The gospel is not merely a gateway to the Christian life, but the very source of hope and joy in the Christian life.

17. Pointing to the gospel. The gospel is not merely a gateway to the Christian life, but the very source of hope and joy in the Christian life. We need to return to the gospel again and again; we need the gospel every day. And I will never regret pointing my children to the gospel. 

18. Telling them “I love you”. I love my children dearly and I can show that love in each of the ways I’ve listed above. But when they head off to school, when they go out with friends, when they call me at the office, when we FaceTime from afar, I will never regret telling them one more time, “I love you.”

What are some things you will never regret doing with your kids?

Loosening the Reins

“Children need 

guidance and

 sympathy 

far more than instruction.”

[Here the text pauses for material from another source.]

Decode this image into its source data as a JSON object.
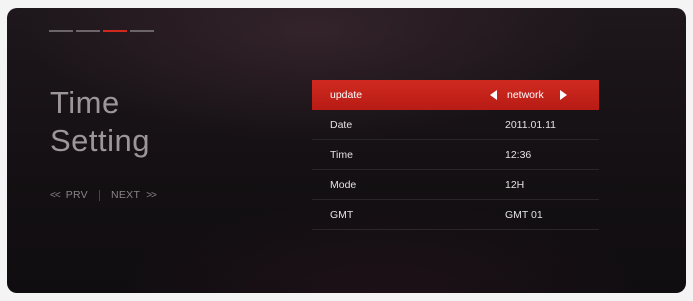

-Anne Sullivan, U.S. educator of the deaf & blind (1866-1936)

 
There is a fine line between guidance and instruction and this famous teacher helps us understand that difference with one simple word: sympathy. I know that I often get caught in the trap of instructing my kids far too often. I feel like it is my duty and obligation to be sure that they are doing the right things at the right times. The problem is, when I take on the role of instructor, I also take over the reins. Their projects start to become my projects; their problems become my problems. In order to really teach my kids about life, I need to do a little less talking and a lot more showing. Showing my kids their choices and then allowing them to make up their own minds about a decision will do far more good in the long run than any lesson that I can tell them. By sympathizing with them when those choices have painful consequences, we make ourselves safe havens. We make ourselves available to them simply by being there when they hurt without saying “I told you so” even when we did.-Hal Runkel, LMFT, Author of ScreamFree Parenting and ScreamFree Marriage

Getting Old Because of the Young

“Children are a great comfort in your old age – and they help you reach it faster too.” -Lionel Kauffman

 

Before we had kids, we used to dream about a big family, all grown up, coming to visit on Christmas and recounting all of the wonderful times we shared together. Then we had kids and we wondered if we’d ever make it to middle age, let alone old age. From the moment they are born, kids try our patience and they test our mettle. And that’s a good thing.

Because along with the extra gray hair and bulging middle (from all that stress related cortisol), we also gain more maturity and wisdom from our kids if we let the job do its work on us. Nothing asks more of us than parenting does. We must grow up if we want our kids to. We must admit our weaknesses and work on them if we’d like them to do the same. A tall order, to be sure, but one worth all the gray hair in the world. For when we allow our kids to teach us about ourselves, we can then be as free and joyful as children again.

-Hal Runkel, LMFT, Author of ScreamFree Parenting and ScreamFree Marriage